Dear tired moms of the world: Meet Wisdom, whose dozens of young ones are about to gain another sibling. The Guardian notes that while it may indeed seem "preposterous" for a 68-year-old human to still be having kids, it's apparently different for some birds, including this Laysan albatross that's about to witness her 37th egg hatch at the Midway Atoll National Wildlife Refuge in the Pacific Ocean near Hawaii. The US Fish and Wildlife Service has confirmed the existence of the new egg at the refuge, where Wisdom and her mate, Akeakamai, have headed to once a year for the past 12 years to mate, per Smithsonian.com. An ID band was first placed on Wisdom in 1956 by birder Chandler Robbins, who himself died just last year at the age of 98.
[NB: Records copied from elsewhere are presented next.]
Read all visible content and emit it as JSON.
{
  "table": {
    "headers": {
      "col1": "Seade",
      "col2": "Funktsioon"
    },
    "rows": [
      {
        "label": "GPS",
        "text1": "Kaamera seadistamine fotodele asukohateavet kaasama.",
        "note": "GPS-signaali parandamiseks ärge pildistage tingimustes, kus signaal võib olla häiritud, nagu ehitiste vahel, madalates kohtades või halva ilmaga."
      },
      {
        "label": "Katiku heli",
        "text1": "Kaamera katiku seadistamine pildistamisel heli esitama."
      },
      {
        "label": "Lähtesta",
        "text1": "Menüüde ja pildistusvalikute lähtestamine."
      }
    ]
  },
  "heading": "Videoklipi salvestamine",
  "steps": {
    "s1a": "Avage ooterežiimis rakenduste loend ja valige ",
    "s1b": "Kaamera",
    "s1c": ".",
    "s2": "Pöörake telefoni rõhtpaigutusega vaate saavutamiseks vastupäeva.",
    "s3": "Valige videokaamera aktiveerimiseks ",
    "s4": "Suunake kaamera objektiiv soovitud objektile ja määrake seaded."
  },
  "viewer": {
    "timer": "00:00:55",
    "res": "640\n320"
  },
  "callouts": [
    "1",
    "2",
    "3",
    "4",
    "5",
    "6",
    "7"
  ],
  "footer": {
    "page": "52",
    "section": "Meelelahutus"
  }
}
That band has made it possible for researchers to keep tabs on Wisdom over the decades, offering invaluable insight into the albatross's habits in the wild. What makes Wisdom somewhat "exceptional" even among her own kind is that most albatrosses, which can only lay one egg a year, don't typically do so annually, as the process of taking care of it is a grueling one. Wisdom, however, "has bred for a number of years consecutively and has not taken a break," a Fish and Wildlife Service biologist says. Also noteworthy: Wisdom was able to create this egg with the help of her "longtime lover" Akeakamai, and the Guardian dives further into just how seriously albatrosses take their romantic relationships, engaging in yearly courting rituals to keep the fires burning. (We've heard from Wisdom before.)